Personally, I would recommend getting an extra magazine and carrying it. Whether you choose to reload or grab a second gun, the six additional rounds are both easily carried and comforting.
It all came together when I took the pistol to the range. The Diamondback was totally manageable due to the nested recoil spring system and the smooth, consistent trigger pull. This "spring-in-a-spring" recoil system is being seen more and more in pocket pistols for one simple reason: It works well. Throw in the beautifully smooth trigger stroke, and the DB380 became a real confidence-builder.
The first session took place at an outdoor range and established the handgun's preference for lighter-weight bullets. Later I went to an indoor range, and while I kept the target out near the 10-yard mark, I moved it forward and backward slightly from reasonably well-lit locations to the darker, alley-like environment between the lights, the kind of environmentwhere a pocket pistol would most likely be needed.

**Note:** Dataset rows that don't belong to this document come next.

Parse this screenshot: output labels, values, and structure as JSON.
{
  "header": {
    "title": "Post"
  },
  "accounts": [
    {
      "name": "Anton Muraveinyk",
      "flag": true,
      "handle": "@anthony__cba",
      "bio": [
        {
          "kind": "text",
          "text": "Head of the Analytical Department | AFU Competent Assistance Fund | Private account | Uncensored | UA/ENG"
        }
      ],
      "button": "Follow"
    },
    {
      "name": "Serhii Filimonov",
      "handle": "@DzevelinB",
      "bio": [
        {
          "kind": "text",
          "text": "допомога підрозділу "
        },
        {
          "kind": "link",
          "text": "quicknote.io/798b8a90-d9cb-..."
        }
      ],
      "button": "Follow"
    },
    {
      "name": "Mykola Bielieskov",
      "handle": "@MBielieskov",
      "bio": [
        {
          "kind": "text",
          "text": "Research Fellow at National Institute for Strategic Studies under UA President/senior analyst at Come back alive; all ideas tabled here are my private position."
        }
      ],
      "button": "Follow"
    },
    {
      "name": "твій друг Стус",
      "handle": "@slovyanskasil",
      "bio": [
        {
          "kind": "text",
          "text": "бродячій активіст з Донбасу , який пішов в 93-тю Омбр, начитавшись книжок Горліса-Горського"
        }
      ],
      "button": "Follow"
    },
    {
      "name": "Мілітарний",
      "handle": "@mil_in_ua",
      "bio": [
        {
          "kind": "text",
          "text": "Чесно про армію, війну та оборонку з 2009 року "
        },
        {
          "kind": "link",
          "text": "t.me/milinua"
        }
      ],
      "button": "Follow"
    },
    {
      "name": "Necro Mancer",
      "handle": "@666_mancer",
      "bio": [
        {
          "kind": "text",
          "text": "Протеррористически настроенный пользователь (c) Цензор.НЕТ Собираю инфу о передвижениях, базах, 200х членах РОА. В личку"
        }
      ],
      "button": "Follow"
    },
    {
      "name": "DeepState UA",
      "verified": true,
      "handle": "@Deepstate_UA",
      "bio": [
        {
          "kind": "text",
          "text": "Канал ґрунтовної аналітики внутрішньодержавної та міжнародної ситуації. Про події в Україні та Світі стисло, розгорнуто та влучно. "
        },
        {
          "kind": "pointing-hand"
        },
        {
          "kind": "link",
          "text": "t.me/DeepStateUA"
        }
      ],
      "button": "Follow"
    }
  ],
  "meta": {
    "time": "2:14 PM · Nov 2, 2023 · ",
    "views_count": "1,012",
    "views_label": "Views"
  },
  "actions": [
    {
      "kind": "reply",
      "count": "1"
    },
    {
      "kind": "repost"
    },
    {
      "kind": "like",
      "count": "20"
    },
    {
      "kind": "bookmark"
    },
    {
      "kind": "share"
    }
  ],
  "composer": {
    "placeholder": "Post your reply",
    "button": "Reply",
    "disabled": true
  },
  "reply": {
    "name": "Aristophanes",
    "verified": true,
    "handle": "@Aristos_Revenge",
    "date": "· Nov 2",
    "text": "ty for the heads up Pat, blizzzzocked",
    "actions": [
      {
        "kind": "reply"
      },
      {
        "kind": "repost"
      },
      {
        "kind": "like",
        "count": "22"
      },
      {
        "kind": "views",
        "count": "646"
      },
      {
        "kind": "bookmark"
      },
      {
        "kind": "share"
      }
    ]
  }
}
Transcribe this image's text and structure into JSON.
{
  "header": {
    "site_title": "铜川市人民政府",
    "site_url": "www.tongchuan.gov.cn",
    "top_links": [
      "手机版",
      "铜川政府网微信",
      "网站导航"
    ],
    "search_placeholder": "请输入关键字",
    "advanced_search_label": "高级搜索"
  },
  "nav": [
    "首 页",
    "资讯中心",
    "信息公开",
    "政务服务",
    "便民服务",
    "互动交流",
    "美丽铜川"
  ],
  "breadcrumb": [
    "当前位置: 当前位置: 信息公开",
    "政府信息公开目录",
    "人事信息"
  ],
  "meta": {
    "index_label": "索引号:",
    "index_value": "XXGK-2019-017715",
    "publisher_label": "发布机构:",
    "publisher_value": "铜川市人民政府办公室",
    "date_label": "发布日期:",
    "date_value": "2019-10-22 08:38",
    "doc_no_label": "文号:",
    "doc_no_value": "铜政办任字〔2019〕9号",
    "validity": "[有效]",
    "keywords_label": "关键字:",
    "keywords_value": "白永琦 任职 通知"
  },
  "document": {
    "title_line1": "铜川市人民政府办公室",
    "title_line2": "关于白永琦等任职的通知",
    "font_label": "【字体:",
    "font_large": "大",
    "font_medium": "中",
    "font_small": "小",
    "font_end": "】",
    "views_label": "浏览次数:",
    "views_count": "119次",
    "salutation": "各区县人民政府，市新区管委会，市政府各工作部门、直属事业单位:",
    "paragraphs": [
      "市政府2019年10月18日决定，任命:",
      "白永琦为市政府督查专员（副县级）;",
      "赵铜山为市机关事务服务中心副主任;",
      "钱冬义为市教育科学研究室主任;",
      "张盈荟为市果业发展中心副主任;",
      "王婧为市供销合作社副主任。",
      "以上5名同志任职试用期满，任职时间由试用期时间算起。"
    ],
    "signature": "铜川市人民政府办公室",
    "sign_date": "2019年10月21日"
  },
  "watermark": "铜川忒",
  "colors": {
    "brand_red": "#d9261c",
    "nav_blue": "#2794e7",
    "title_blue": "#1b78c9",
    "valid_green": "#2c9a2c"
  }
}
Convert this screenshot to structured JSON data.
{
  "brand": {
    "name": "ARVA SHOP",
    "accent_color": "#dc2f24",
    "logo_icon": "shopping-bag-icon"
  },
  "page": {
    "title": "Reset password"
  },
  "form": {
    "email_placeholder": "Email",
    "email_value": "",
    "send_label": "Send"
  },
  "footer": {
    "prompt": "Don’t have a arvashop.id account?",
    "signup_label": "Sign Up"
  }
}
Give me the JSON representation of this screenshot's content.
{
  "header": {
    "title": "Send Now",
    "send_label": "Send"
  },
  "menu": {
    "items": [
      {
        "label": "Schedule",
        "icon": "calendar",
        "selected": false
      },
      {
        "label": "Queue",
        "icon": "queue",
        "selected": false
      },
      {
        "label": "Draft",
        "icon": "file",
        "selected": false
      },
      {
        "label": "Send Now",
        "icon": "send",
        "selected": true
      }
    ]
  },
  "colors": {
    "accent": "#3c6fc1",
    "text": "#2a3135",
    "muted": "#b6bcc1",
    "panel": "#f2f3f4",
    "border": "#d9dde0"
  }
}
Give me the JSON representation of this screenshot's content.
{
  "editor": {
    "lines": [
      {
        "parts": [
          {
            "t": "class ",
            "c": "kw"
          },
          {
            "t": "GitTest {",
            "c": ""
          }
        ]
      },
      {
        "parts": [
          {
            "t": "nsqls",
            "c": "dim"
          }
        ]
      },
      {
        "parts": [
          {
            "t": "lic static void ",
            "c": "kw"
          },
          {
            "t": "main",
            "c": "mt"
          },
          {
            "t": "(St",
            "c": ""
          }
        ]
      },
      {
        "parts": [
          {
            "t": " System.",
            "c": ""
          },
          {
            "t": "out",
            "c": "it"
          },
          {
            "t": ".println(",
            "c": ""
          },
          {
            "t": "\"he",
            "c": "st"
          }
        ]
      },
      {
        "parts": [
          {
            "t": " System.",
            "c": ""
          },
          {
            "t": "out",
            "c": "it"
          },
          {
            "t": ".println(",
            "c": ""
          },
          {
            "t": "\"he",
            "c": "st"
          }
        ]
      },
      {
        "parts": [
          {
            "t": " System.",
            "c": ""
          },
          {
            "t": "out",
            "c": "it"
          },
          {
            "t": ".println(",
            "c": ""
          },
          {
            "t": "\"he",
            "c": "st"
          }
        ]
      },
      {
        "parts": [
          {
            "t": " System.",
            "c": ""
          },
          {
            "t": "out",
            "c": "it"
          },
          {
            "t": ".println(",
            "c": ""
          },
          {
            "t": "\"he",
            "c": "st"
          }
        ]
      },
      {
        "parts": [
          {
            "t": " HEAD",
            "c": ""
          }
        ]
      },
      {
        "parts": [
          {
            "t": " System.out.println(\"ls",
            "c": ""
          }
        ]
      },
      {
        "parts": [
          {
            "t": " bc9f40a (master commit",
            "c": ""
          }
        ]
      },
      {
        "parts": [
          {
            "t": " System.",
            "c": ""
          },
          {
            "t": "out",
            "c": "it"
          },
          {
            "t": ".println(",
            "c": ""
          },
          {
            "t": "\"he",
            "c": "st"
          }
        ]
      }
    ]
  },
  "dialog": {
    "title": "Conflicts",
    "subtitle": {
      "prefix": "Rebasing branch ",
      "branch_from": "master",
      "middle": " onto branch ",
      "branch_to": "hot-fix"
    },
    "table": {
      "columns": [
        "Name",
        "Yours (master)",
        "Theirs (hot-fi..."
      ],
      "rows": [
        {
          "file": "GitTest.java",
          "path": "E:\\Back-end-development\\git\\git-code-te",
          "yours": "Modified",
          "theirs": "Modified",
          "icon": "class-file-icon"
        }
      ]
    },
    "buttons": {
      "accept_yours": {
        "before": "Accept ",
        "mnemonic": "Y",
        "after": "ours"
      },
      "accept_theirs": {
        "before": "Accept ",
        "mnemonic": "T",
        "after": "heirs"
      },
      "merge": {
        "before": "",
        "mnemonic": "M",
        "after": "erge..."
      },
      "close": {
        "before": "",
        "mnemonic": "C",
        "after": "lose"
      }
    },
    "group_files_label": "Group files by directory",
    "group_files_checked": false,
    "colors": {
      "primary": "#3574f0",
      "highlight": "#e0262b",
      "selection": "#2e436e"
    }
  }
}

The 80- to 90-grain ammunition I fed the DB380 (Remington 88-grain JHP, DoubleTap 80-grain TAC-XP and Winchester 88-grain JFP) worked without a hitch and produced groups ranging from 1 inch to 2.5 inches, depending on ambient light and how focused I stayed on the sight picture. The 90-grain loads from Cor-Bon, Hornady and Remington functioned most of the time with an occasional feeding hiccup, usually on the first round. Reliability became problematic with bullets heavier than 90 grains.
Interestingly, the gun shot all the ammunition into groups measuring 1 to 3 inches. I shot two groups of 12 rounds each with Remington 95-grain UMC Target and Hornady 90-grain Critical Defense loads, and both stayed inside 3 inches. With an adequate break-in period the Diamondback might reliably handle all weights of .380 ACP ammo, rather than just the lighter-weight bullets it liked in its opening sessions.
Overall fit and finish of the DB380 is very impressive. Lockup of the barrel/slide is precise, the large extractor fits beautifully into its slot in the slide with no rough edges, and the magazine slides smoothly into the magazine well, locking in place with a decisive and audible click.
Beauty may not be on the evaluation criteria list for a pocket pistol, but my wife did bestow the official "cute" title on the DB380 the first time she saw and handled it. I viewed the finished gun as something that will endure rough use and continue functioning as designed.
Combined with one of Galco's holsters, the DB380 makes an excellent security companion that will fit nicely in your trouser or jacket pockets or on your belt, while still fitting your hand well enough to empower you to deal with the perils of urban life. Now that's what I mean by a good "fit."